EXTRACTED INFORMATION: Begin

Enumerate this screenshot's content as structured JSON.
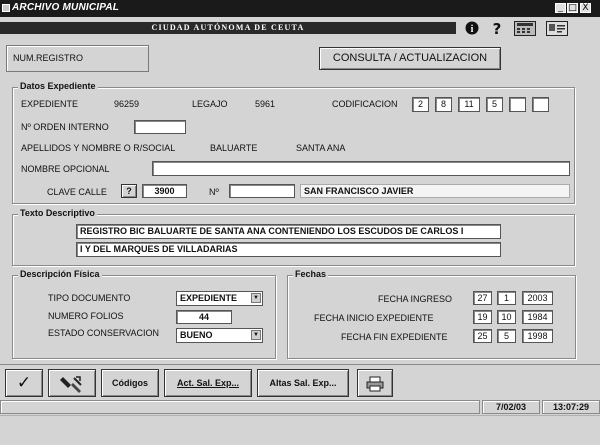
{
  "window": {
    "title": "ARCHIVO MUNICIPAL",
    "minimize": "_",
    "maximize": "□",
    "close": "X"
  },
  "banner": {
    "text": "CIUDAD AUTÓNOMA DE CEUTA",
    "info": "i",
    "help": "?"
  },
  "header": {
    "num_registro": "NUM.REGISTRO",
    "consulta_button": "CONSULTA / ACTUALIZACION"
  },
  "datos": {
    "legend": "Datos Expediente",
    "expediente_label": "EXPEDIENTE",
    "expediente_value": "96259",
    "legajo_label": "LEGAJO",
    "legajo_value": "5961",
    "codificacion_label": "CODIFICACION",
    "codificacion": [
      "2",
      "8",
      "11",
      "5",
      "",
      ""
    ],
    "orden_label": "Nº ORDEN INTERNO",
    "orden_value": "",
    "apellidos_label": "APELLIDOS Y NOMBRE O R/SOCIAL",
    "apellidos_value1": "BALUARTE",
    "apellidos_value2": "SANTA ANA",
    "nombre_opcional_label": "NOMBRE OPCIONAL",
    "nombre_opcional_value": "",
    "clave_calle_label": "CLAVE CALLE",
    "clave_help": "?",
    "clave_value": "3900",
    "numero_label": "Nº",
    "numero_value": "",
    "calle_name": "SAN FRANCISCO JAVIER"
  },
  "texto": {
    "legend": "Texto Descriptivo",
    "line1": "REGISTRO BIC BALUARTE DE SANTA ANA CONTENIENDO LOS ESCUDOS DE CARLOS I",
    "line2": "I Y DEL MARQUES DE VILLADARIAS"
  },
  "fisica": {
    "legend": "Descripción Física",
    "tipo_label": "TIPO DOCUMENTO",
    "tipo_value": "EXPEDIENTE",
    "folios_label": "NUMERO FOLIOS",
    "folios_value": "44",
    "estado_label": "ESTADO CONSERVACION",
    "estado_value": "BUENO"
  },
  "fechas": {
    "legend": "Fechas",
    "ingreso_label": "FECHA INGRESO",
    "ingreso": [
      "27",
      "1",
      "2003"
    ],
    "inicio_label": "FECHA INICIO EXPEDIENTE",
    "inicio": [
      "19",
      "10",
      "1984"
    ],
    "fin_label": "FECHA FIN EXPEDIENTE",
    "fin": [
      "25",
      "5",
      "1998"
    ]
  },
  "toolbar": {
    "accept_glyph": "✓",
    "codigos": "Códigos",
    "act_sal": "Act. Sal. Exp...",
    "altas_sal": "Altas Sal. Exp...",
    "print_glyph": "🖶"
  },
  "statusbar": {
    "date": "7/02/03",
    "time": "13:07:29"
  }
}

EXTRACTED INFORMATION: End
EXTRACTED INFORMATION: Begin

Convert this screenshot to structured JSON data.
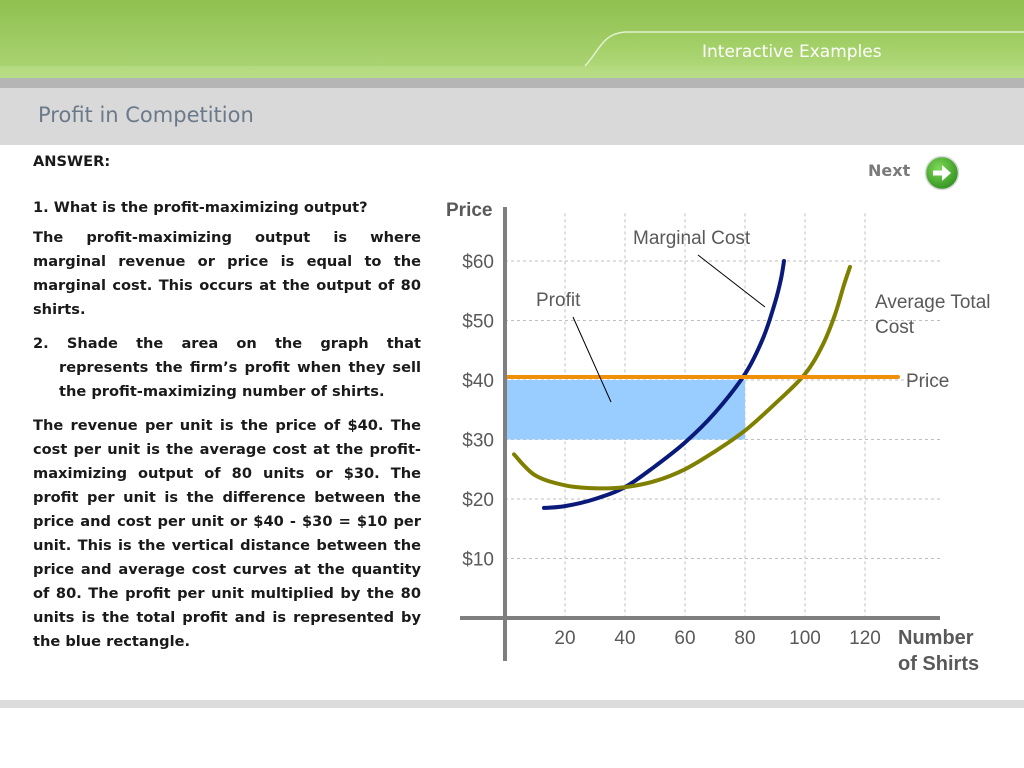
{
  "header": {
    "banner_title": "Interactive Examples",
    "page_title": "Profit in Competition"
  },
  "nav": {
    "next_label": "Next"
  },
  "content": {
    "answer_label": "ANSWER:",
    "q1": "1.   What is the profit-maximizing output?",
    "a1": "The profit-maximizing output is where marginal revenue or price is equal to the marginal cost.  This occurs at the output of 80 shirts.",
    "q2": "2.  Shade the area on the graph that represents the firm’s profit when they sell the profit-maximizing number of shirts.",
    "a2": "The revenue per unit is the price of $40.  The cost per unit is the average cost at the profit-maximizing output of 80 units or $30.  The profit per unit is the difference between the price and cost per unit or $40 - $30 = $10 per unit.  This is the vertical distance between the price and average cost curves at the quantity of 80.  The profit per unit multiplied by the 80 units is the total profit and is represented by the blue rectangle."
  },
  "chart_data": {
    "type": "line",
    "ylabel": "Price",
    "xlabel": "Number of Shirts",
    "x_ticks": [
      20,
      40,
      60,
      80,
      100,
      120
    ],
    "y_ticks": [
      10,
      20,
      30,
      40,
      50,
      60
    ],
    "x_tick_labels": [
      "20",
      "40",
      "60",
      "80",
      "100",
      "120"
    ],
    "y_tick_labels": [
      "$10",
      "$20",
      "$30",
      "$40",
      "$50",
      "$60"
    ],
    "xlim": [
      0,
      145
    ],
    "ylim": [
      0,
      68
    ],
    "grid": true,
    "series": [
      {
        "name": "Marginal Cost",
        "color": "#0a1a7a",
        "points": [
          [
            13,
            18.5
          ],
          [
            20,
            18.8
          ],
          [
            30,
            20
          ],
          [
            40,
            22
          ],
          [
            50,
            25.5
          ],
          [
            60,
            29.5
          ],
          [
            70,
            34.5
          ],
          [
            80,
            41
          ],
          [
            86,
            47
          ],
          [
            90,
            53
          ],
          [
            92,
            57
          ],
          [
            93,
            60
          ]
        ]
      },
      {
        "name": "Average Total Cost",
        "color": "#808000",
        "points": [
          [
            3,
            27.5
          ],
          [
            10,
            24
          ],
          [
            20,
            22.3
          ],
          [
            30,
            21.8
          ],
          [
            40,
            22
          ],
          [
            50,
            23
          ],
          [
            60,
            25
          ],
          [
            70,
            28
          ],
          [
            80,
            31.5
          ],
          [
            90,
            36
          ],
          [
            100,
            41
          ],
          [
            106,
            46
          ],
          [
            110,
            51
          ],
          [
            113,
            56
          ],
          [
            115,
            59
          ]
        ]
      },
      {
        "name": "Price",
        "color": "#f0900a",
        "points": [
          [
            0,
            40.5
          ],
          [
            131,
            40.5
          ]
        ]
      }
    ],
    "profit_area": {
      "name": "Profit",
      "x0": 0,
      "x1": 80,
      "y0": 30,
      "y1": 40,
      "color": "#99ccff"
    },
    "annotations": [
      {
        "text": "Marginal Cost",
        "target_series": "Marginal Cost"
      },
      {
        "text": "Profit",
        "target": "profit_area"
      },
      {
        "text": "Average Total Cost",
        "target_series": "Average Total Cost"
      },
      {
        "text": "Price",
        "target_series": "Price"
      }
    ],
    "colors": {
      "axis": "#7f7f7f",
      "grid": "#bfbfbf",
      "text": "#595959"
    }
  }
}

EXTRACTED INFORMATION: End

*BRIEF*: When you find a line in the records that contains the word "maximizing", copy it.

*ANSWER BOX*:
    "q1": "1.   What is the profit-maximizing output?",
    "a1": "The profit-maximizing output is where marginal revenue or price is equal to the marginal cost.  This occurs at the output of 80 shirts.",
    "q2": "2.  Shade the area on the graph that represents the firm’s profit when they sell the profit-maximizing number of shirts.",
    "a2": "The revenue per unit is the price of $40.  The cost per unit is the average cost at the profit-maximizing output of 80 units or $30.  The profit per unit is the difference between the price and cost per unit or $40 - $30 = $10 per unit.  This is the vertical distance between the price and average cost curves at the quantity of 80.  The profit per unit multiplied by the 80 units is the total profit and is represented by the blue rectangle."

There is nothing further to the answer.